Interface dataset entries

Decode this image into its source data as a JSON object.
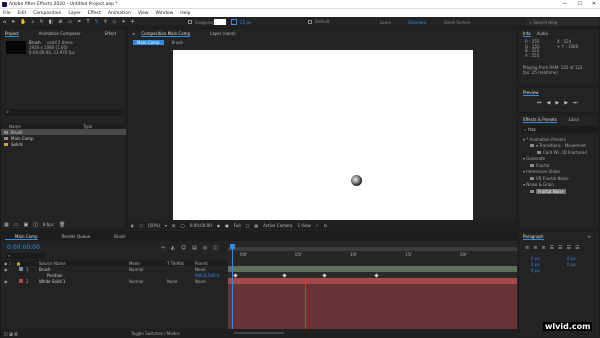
{
  "window": {
    "title": "Adobe After Effects 2020 - Untitled Project.aep *",
    "controls": [
      "—",
      "☐",
      "✕"
    ]
  },
  "menu": [
    "File",
    "Edit",
    "Composition",
    "Layer",
    "Effect",
    "Animation",
    "View",
    "Window",
    "Help"
  ],
  "toolbar": {
    "snapping_label": "Snapping",
    "stroke_value": "25 px",
    "workspaces": [
      "Default",
      "Learn",
      "Standard",
      "Small Screen"
    ],
    "search_placeholder": "Search Help"
  },
  "project": {
    "tabs": [
      "Project",
      "Animation Composer",
      "Effect"
    ],
    "selected_name": "Brush",
    "selected_info": [
      "used 2 times",
      "1920 x 1080 (1.00)",
      "0:00:00:00, 23.976 fps"
    ],
    "search_glyph": "⌕",
    "columns": [
      "Name",
      "Type"
    ],
    "items": [
      {
        "name": "Brush",
        "selected": true,
        "color": "#8a8a8a"
      },
      {
        "name": "Main Comp",
        "selected": false,
        "color": "#8a8a8a"
      },
      {
        "name": "Solids",
        "selected": false,
        "color": "#c9a441"
      }
    ],
    "footer_depth": "8 bpc"
  },
  "viewer": {
    "tabs": [
      "Composition Main Comp",
      "Layer (none)"
    ],
    "subtabs": [
      "Main Comp",
      "Brush"
    ],
    "zoom": "(50%)",
    "timecode": "0:00:00:00",
    "resolution": "Full",
    "camera": "Active Camera",
    "views": "1 View"
  },
  "info": {
    "tabs": [
      "Info",
      "Audio"
    ],
    "rgb": [
      "R : 255",
      "G : 255",
      "B : 255",
      "A : 255"
    ],
    "xy": [
      "X : 524",
      "+ Y : 1000"
    ],
    "playing": "Playing from RAM: 105 of 123",
    "fps": "fps: 25 (realtime)"
  },
  "preview": {
    "title": "Preview",
    "controls": [
      "⏮",
      "◀",
      "▶",
      "▶",
      "⏭"
    ]
  },
  "effects": {
    "tabs": [
      "Effects & Presets",
      "Libra"
    ],
    "search": "frac",
    "tree": [
      {
        "text": "▾ * Animation Presets",
        "level": 0,
        "highlight": false
      },
      {
        "text": "▾ Transitions - Movement",
        "level": 1,
        "highlight": false
      },
      {
        "text": "Card Wi...ID Fractured",
        "level": 2,
        "highlight": false
      },
      {
        "text": "▾ Generate",
        "level": 0,
        "highlight": false
      },
      {
        "text": "Fractal",
        "level": 1,
        "highlight": false
      },
      {
        "text": "▾ Immersive Video",
        "level": 0,
        "highlight": false
      },
      {
        "text": "VR Fractal Noise",
        "level": 1,
        "highlight": false
      },
      {
        "text": "▾ Noise & Grain",
        "level": 0,
        "highlight": false
      },
      {
        "text": "Fractal Noise",
        "level": 1,
        "highlight": true
      }
    ]
  },
  "timeline": {
    "tabs": [
      "Main Comp",
      "Render Queue",
      "Brush"
    ],
    "timecode": "0:00:00:00",
    "search_glyph": "⌕",
    "columns": [
      "Source Name",
      "Mode",
      "T TrkMat",
      "Parent"
    ],
    "layers": [
      {
        "num": "1",
        "name": "Brush",
        "mode": "Normal",
        "trk": "",
        "parent": "None",
        "color": "#6e8ea8"
      },
      {
        "num": "",
        "name": "Position",
        "mode": "",
        "trk": "",
        "parent": "",
        "value": "960.0,540.0",
        "color": ""
      },
      {
        "num": "2",
        "name": "White Solid 1",
        "mode": "Normal",
        "trk": "None",
        "parent": "None",
        "color": "#a84848"
      }
    ],
    "ruler": [
      "00f",
      "05f",
      "10f",
      "15f",
      "20f"
    ],
    "footer": "Toggle Switches / Modes",
    "keyframes": [
      0.02,
      0.19,
      0.33,
      0.51
    ]
  },
  "paragraph": {
    "tabs": [
      "Paragraph",
      "≡"
    ],
    "fields": [
      "0 px",
      "0 px",
      "0 px",
      "0 px",
      "0 px"
    ]
  },
  "watermark": "wlvid.com",
  "colors": {
    "accent": "#2d8ceb",
    "panel": "#232323",
    "header": "#1d1d1d",
    "workspace_active": "#2d8ceb"
  }
}
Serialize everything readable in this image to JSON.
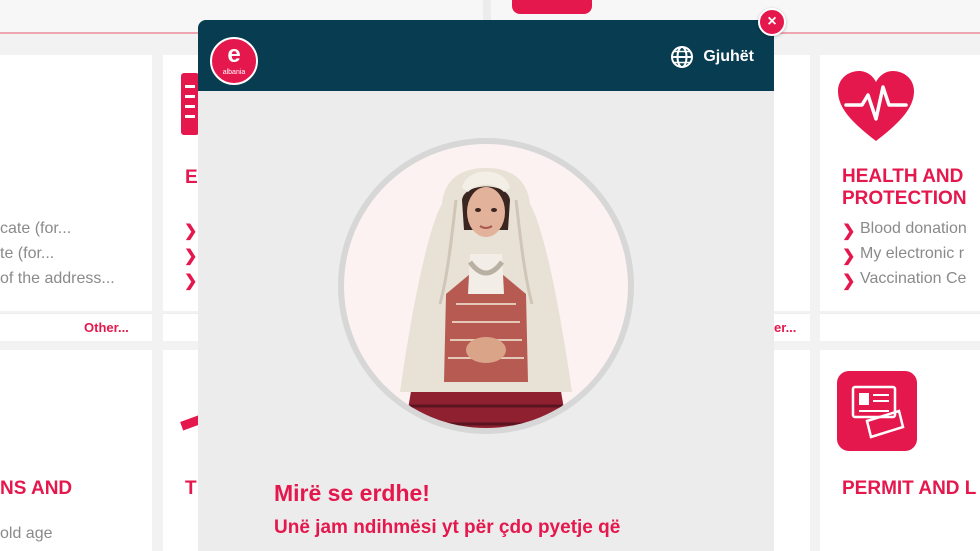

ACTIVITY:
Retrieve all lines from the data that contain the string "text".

WRITTEN REPLY:
        "text": "▾ * Animation Presets",
        "text": "▾ Transitions - Movement",
        "text": "Card Wi...ID Fractured",
        "text": "▾ Generate",
        "text": "Fractal",
        "text": "▾ Immersive Video",
        "text": "VR Fractal Noise",
        "text": "▾ Noise & Grain",
        "text": "Fractal Noise",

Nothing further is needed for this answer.